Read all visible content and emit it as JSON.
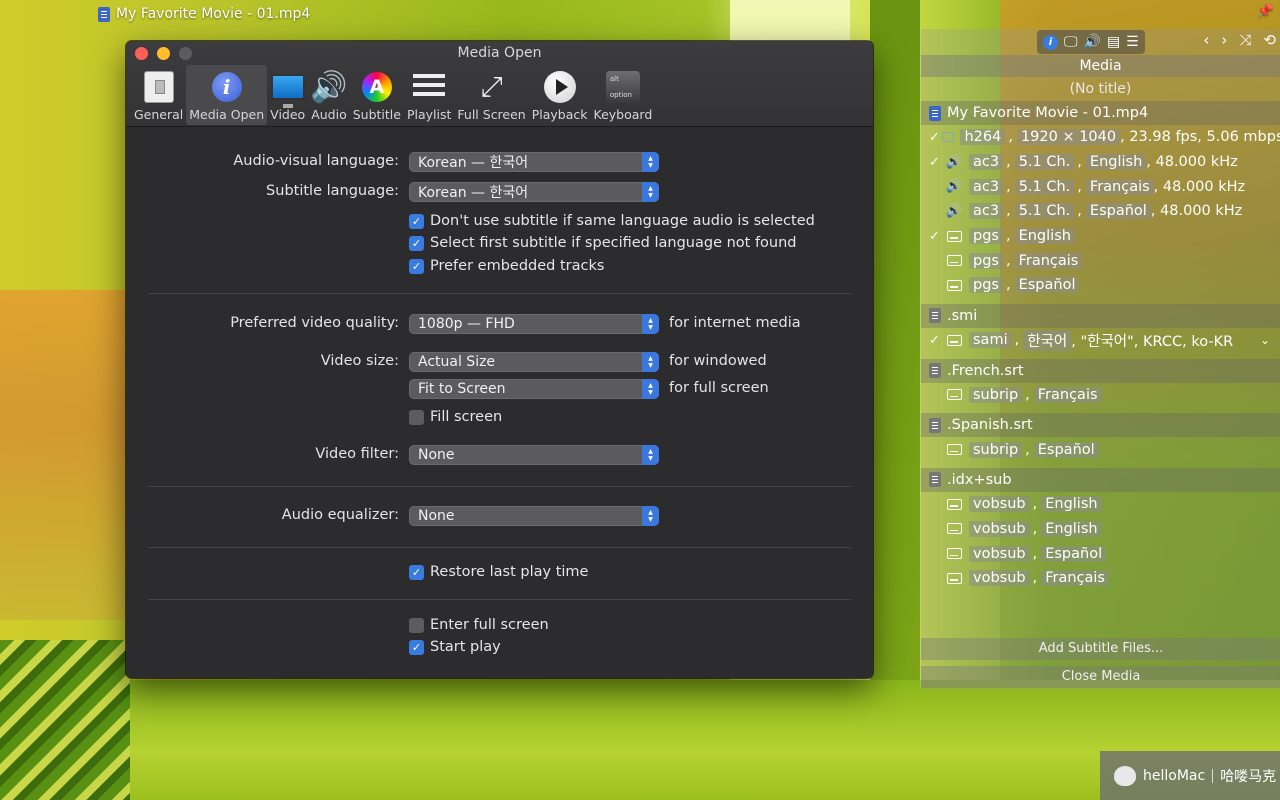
{
  "player": {
    "title": "My Favorite Movie - 01.mp4"
  },
  "prefs": {
    "window_title": "Media Open",
    "toolbar": [
      {
        "label": "General"
      },
      {
        "label": "Media Open"
      },
      {
        "label": "Video"
      },
      {
        "label": "Audio"
      },
      {
        "label": "Subtitle"
      },
      {
        "label": "Playlist"
      },
      {
        "label": "Full Screen"
      },
      {
        "label": "Playback"
      },
      {
        "label": "Keyboard"
      }
    ],
    "keyboard_icon_keys": {
      "top": "alt",
      "bottom": "option"
    },
    "audio_visual_language": {
      "label": "Audio-visual language:",
      "value": "Korean — 한국어"
    },
    "subtitle_language": {
      "label": "Subtitle language:",
      "value": "Korean — 한국어"
    },
    "options1": [
      {
        "label": "Don't use subtitle if same language audio is selected",
        "checked": true
      },
      {
        "label": "Select first subtitle if specified language not found",
        "checked": true
      },
      {
        "label": "Prefer embedded tracks",
        "checked": true
      }
    ],
    "video_quality": {
      "label": "Preferred video quality:",
      "value": "1080p — FHD",
      "suffix": "for internet media"
    },
    "video_size": {
      "label": "Video size:",
      "windowed_value": "Actual Size",
      "windowed_suffix": "for windowed",
      "full_value": "Fit to Screen",
      "full_suffix": "for full screen"
    },
    "fill_screen": {
      "label": "Fill screen",
      "checked": false
    },
    "video_filter": {
      "label": "Video filter:",
      "value": "None"
    },
    "audio_equalizer": {
      "label": "Audio equalizer:",
      "value": "None"
    },
    "restore": {
      "label": "Restore last play time",
      "checked": true
    },
    "enter_full": {
      "label": "Enter full screen",
      "checked": false
    },
    "start_play": {
      "label": "Start play",
      "checked": true
    }
  },
  "inspector": {
    "header": "Media",
    "subheader": "(No title)",
    "file": "My Favorite Movie - 01.mp4",
    "embedded_tracks": [
      {
        "check": "✓",
        "icon": "monitor-icon",
        "codec": "h264",
        "detail": "1920 × 1040",
        "rest": ", 23.98 fps, 5.06 mbps"
      },
      {
        "check": "✓",
        "icon": "speaker-icon",
        "codec": "ac3",
        "detail": "5.1 Ch.",
        "lang": "English",
        "rest": ", 48.000 kHz"
      },
      {
        "check": "",
        "icon": "speaker-icon",
        "codec": "ac3",
        "detail": "5.1 Ch.",
        "lang": "Français",
        "rest": ", 48.000 kHz"
      },
      {
        "check": "",
        "icon": "speaker-icon",
        "codec": "ac3",
        "detail": "5.1 Ch.",
        "lang": "Español",
        "rest": ", 48.000 kHz"
      },
      {
        "check": "✓",
        "icon": "subtitle-icon",
        "codec": "pgs",
        "lang": "English"
      },
      {
        "check": "",
        "icon": "subtitle-icon",
        "codec": "pgs",
        "lang": "Français"
      },
      {
        "check": "",
        "icon": "subtitle-icon",
        "codec": "pgs",
        "lang": "Español"
      }
    ],
    "smi": {
      "name": ".smi",
      "track": {
        "check": "✓",
        "codec": "sami",
        "lang": "한국어",
        "rest": ", \"한국어\", KRCC, ko-KR"
      }
    },
    "french_srt": {
      "name": ".French.srt",
      "track": {
        "codec": "subrip",
        "lang": "Français"
      }
    },
    "spanish_srt": {
      "name": ".Spanish.srt",
      "track": {
        "codec": "subrip",
        "lang": "Español"
      }
    },
    "idx_sub": {
      "name": ".idx+sub",
      "tracks": [
        {
          "codec": "vobsub",
          "lang": "English"
        },
        {
          "codec": "vobsub",
          "lang": "English"
        },
        {
          "codec": "vobsub",
          "lang": "Español"
        },
        {
          "codec": "vobsub",
          "lang": "Français"
        }
      ]
    },
    "add_button": "Add Subtitle Files...",
    "close_button": "Close Media"
  },
  "watermark": {
    "brand": "helloMac",
    "cn": "哈喽马克"
  }
}
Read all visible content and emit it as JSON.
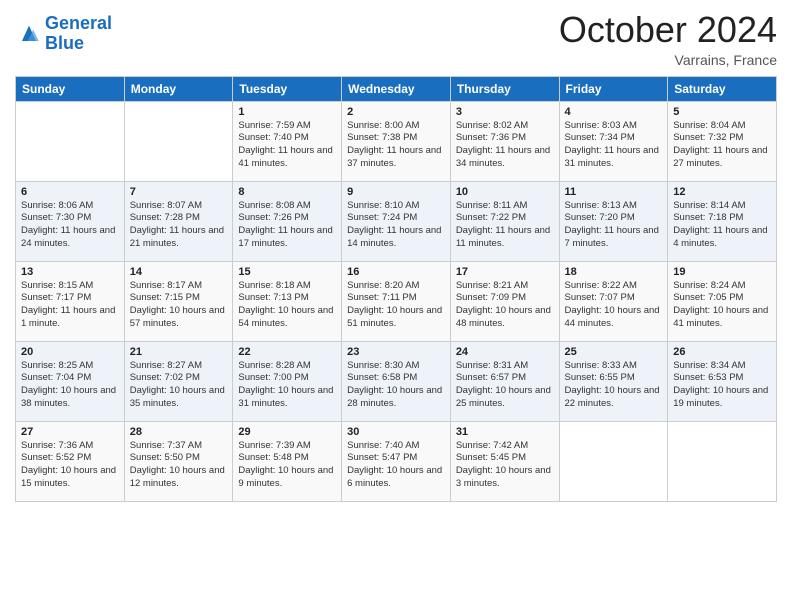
{
  "header": {
    "logo_line1": "General",
    "logo_line2": "Blue",
    "month_title": "October 2024",
    "location": "Varrains, France"
  },
  "days_of_week": [
    "Sunday",
    "Monday",
    "Tuesday",
    "Wednesday",
    "Thursday",
    "Friday",
    "Saturday"
  ],
  "weeks": [
    [
      {
        "day": "",
        "content": ""
      },
      {
        "day": "",
        "content": ""
      },
      {
        "day": "1",
        "content": "Sunrise: 7:59 AM\nSunset: 7:40 PM\nDaylight: 11 hours and 41 minutes."
      },
      {
        "day": "2",
        "content": "Sunrise: 8:00 AM\nSunset: 7:38 PM\nDaylight: 11 hours and 37 minutes."
      },
      {
        "day": "3",
        "content": "Sunrise: 8:02 AM\nSunset: 7:36 PM\nDaylight: 11 hours and 34 minutes."
      },
      {
        "day": "4",
        "content": "Sunrise: 8:03 AM\nSunset: 7:34 PM\nDaylight: 11 hours and 31 minutes."
      },
      {
        "day": "5",
        "content": "Sunrise: 8:04 AM\nSunset: 7:32 PM\nDaylight: 11 hours and 27 minutes."
      }
    ],
    [
      {
        "day": "6",
        "content": "Sunrise: 8:06 AM\nSunset: 7:30 PM\nDaylight: 11 hours and 24 minutes."
      },
      {
        "day": "7",
        "content": "Sunrise: 8:07 AM\nSunset: 7:28 PM\nDaylight: 11 hours and 21 minutes."
      },
      {
        "day": "8",
        "content": "Sunrise: 8:08 AM\nSunset: 7:26 PM\nDaylight: 11 hours and 17 minutes."
      },
      {
        "day": "9",
        "content": "Sunrise: 8:10 AM\nSunset: 7:24 PM\nDaylight: 11 hours and 14 minutes."
      },
      {
        "day": "10",
        "content": "Sunrise: 8:11 AM\nSunset: 7:22 PM\nDaylight: 11 hours and 11 minutes."
      },
      {
        "day": "11",
        "content": "Sunrise: 8:13 AM\nSunset: 7:20 PM\nDaylight: 11 hours and 7 minutes."
      },
      {
        "day": "12",
        "content": "Sunrise: 8:14 AM\nSunset: 7:18 PM\nDaylight: 11 hours and 4 minutes."
      }
    ],
    [
      {
        "day": "13",
        "content": "Sunrise: 8:15 AM\nSunset: 7:17 PM\nDaylight: 11 hours and 1 minute."
      },
      {
        "day": "14",
        "content": "Sunrise: 8:17 AM\nSunset: 7:15 PM\nDaylight: 10 hours and 57 minutes."
      },
      {
        "day": "15",
        "content": "Sunrise: 8:18 AM\nSunset: 7:13 PM\nDaylight: 10 hours and 54 minutes."
      },
      {
        "day": "16",
        "content": "Sunrise: 8:20 AM\nSunset: 7:11 PM\nDaylight: 10 hours and 51 minutes."
      },
      {
        "day": "17",
        "content": "Sunrise: 8:21 AM\nSunset: 7:09 PM\nDaylight: 10 hours and 48 minutes."
      },
      {
        "day": "18",
        "content": "Sunrise: 8:22 AM\nSunset: 7:07 PM\nDaylight: 10 hours and 44 minutes."
      },
      {
        "day": "19",
        "content": "Sunrise: 8:24 AM\nSunset: 7:05 PM\nDaylight: 10 hours and 41 minutes."
      }
    ],
    [
      {
        "day": "20",
        "content": "Sunrise: 8:25 AM\nSunset: 7:04 PM\nDaylight: 10 hours and 38 minutes."
      },
      {
        "day": "21",
        "content": "Sunrise: 8:27 AM\nSunset: 7:02 PM\nDaylight: 10 hours and 35 minutes."
      },
      {
        "day": "22",
        "content": "Sunrise: 8:28 AM\nSunset: 7:00 PM\nDaylight: 10 hours and 31 minutes."
      },
      {
        "day": "23",
        "content": "Sunrise: 8:30 AM\nSunset: 6:58 PM\nDaylight: 10 hours and 28 minutes."
      },
      {
        "day": "24",
        "content": "Sunrise: 8:31 AM\nSunset: 6:57 PM\nDaylight: 10 hours and 25 minutes."
      },
      {
        "day": "25",
        "content": "Sunrise: 8:33 AM\nSunset: 6:55 PM\nDaylight: 10 hours and 22 minutes."
      },
      {
        "day": "26",
        "content": "Sunrise: 8:34 AM\nSunset: 6:53 PM\nDaylight: 10 hours and 19 minutes."
      }
    ],
    [
      {
        "day": "27",
        "content": "Sunrise: 7:36 AM\nSunset: 5:52 PM\nDaylight: 10 hours and 15 minutes."
      },
      {
        "day": "28",
        "content": "Sunrise: 7:37 AM\nSunset: 5:50 PM\nDaylight: 10 hours and 12 minutes."
      },
      {
        "day": "29",
        "content": "Sunrise: 7:39 AM\nSunset: 5:48 PM\nDaylight: 10 hours and 9 minutes."
      },
      {
        "day": "30",
        "content": "Sunrise: 7:40 AM\nSunset: 5:47 PM\nDaylight: 10 hours and 6 minutes."
      },
      {
        "day": "31",
        "content": "Sunrise: 7:42 AM\nSunset: 5:45 PM\nDaylight: 10 hours and 3 minutes."
      },
      {
        "day": "",
        "content": ""
      },
      {
        "day": "",
        "content": ""
      }
    ]
  ]
}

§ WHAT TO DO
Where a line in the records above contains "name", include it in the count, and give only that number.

§ RESPONSE TO THE TASK
4